TO DO →
Output the full listing exactly, character for character.

╔══

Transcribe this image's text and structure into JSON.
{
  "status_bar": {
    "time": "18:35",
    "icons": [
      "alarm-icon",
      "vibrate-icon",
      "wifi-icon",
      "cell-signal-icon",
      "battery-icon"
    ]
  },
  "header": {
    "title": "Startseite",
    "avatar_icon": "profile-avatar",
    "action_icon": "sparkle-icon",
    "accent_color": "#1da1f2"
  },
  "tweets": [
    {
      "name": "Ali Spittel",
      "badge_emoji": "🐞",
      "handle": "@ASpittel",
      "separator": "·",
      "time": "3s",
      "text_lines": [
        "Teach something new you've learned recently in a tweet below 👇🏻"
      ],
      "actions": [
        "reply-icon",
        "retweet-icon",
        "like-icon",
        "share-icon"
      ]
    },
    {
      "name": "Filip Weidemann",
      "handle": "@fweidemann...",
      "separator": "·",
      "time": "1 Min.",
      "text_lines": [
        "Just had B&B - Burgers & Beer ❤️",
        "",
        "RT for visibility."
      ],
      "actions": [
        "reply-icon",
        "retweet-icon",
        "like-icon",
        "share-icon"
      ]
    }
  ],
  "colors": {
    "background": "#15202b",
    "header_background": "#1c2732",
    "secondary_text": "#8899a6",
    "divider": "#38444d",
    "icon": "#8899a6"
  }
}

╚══

ANSWER SPACE →
Transcribe this image's text and structure into JSON.
{
  "status_bar": {
    "time": "18:35",
    "icons": [
      "alarm-icon",
      "vibrate-icon",
      "wifi-icon",
      "cell-signal-icon",
      "battery-icon"
    ]
  },
  "header": {
    "title": "Startseite",
    "avatar_icon": "profile-avatar",
    "action_icon": "sparkle-icon",
    "accent_color": "#1da1f2"
  },
  "tweets": [
    {
      "name": "Ali Spittel",
      "badge_emoji": "🐞",
      "handle": "@ASpittel",
      "separator": "·",
      "time": "3s",
      "text_lines": [
        "Teach something new you've learned recently in a tweet below 👇🏻"
      ],
      "actions": [
        "reply-icon",
        "retweet-icon",
        "like-icon",
        "share-icon"
      ]
    },
    {
      "name": "Filip Weidemann",
      "handle": "@fweidemann...",
      "separator": "·",
      "time": "1 Min.",
      "text_lines": [
        "Just had B&B - Burgers & Beer ❤️",
        "",
        "RT for visibility."
      ],
      "actions": [
        "reply-icon",
        "retweet-icon",
        "like-icon",
        "share-icon"
      ]
    }
  ],
  "colors": {
    "background": "#15202b",
    "header_background": "#1c2732",
    "secondary_text": "#8899a6",
    "divider": "#38444d",
    "icon": "#8899a6"
  }
}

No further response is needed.